Sister Helen Prejean discusses prisoner activism
THE SANTA CLARA
April 16, 2015
Leading capital punishment opponent Sister Helen Prejean, C.S.J., spoke to the university community about her story of service.
The bespectacled nun with a hearty Louisiana accent spoke to a crowded Mayer Theatre on Monday night, opening the two-day Dean’s Leadership Forum, an annual event hosted by the College of Arts and Sciences.
After being born into an affluent Baton Rouge family and attending private school, a religious life introduced her to the most disadvantaged and rejected among us, primarily those on death row.
After joining the Congregation of St. Joseph in 1957, Prejean began working in the St. Thomas Development, a housing project filled mostly with African Americans.
There she saw firsthand the realities of poverty.
This helped her shift from being what she described as a “spiritual nun,” one who focused primarily on cultivating piety, to being a nun who called for social justice.
“I began to be taught by African American people,” she explained. “I had never questioned that black people had to go to separate water fountains … Never questioned that young black kids had to receive Holy Communion separate from the white kids.”
Realizing her privilege as a white member of society, she threw herself into the world of social justice. This led to her social work with prisoners.
Prejean’s prisoners’ rights activism began when she served as a spiritual advisor to Patrick Sonnier, a convicted murderer.
After he wrote a letter to the Congregation of St. Joseph asking for spiritual guidance, Prejean volunteered to pen a response.
“Sure, I can write a letter to someone on death row. I was an English major,” she joked. “I wrote him a letter, he wrote back. I wrote, he wrote.”
Before long, she visited the inmate and thus began a two-year bond that ended with Prejean watching Sonnier die at his execution. Moved by her experience, she dedicated her life to fighting the death penalty.
Over the course of the two years, she struggled with a host of emotions.
After learning of the horrific crimes committed by her spiritual partner, she questioned her mission.
After much soul searching and dialogue with the father of one of the victims, she realized the importance of her work.
“We talk about the sanctity of life, but is the life of the innocent the only life worth protecting?” she said.
Paul Crowley, S.J., asked her questions from the audience.

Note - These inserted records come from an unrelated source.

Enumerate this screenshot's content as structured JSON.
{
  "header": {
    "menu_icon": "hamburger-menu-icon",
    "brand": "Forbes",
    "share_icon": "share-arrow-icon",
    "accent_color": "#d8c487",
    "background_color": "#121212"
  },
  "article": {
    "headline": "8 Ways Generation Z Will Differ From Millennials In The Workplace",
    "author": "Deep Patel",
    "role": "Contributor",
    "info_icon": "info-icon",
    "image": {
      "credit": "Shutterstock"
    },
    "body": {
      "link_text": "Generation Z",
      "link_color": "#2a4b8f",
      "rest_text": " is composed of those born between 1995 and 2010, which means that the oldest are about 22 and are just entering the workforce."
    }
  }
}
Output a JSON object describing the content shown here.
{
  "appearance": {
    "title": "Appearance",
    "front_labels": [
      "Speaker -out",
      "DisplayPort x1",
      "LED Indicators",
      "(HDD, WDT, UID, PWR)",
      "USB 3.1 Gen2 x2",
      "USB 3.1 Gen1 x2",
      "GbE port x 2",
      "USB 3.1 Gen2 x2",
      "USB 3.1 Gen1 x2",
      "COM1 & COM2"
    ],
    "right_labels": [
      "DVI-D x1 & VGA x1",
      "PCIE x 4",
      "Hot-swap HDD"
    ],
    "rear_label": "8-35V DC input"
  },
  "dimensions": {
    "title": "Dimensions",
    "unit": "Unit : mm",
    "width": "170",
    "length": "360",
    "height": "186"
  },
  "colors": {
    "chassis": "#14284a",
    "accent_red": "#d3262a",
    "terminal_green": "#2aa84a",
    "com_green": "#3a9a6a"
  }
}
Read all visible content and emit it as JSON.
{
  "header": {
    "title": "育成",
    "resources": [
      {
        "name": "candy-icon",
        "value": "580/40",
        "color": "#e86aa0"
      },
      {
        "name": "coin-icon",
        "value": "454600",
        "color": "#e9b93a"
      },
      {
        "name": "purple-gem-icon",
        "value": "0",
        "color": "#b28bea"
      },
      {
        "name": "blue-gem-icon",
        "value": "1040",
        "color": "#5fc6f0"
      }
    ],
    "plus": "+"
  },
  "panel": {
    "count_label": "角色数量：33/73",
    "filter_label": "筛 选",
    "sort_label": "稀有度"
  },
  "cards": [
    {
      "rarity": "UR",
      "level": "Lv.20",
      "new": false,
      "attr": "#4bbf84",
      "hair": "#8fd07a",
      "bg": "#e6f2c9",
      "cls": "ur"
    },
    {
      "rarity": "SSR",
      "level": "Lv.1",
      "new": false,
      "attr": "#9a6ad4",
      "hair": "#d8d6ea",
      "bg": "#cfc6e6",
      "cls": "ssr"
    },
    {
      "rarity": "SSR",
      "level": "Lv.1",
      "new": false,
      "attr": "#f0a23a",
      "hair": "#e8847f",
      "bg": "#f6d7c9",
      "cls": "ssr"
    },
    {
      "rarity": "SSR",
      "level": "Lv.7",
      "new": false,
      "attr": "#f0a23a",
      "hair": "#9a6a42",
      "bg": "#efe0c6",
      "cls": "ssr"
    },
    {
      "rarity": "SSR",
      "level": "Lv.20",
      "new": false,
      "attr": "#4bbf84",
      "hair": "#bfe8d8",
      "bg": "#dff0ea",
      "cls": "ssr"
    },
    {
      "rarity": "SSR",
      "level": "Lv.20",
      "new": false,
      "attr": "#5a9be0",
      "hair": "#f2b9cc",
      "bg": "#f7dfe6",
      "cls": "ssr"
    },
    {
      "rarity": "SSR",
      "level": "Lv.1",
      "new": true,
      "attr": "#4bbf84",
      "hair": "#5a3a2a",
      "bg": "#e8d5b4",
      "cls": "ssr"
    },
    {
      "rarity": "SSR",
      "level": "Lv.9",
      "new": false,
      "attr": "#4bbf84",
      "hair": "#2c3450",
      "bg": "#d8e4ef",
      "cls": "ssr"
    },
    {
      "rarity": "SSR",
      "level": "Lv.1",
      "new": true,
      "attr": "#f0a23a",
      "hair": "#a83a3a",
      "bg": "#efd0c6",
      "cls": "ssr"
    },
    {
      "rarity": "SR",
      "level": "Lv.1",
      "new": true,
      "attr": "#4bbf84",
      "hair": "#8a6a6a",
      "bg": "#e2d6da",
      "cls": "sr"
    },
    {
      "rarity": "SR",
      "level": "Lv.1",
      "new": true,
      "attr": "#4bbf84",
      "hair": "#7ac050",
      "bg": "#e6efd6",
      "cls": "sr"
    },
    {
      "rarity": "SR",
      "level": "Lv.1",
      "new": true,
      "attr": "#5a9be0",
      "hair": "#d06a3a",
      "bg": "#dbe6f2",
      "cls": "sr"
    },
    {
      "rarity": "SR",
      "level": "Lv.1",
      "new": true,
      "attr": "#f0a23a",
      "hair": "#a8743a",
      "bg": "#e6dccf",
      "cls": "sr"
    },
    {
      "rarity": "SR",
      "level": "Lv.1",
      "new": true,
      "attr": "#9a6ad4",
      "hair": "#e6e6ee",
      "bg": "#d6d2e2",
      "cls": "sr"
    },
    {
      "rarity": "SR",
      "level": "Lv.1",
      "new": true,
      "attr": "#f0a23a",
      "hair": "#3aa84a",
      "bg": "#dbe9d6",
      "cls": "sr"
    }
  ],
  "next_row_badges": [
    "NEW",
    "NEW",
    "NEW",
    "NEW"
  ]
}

“I didn’t quite expect to be so taken by Sister Prejean,” Crowley said in an email. “It was her authenticity that bowled me over. She speaks with an authority deriving from her experience that commands our attention.”
She stressed the importance of immediate action in addressing the use of the death penalty.
“Because we live in a democracy, all of our names are on that gurney when someone is executed,” Prejean said. “The call is to us, to get involved … to take a stand for justice, to end the death penalty.”
Contact Nicolas Sonnenburg at nsonnenburg @scu.edu or call (408) 554-4852.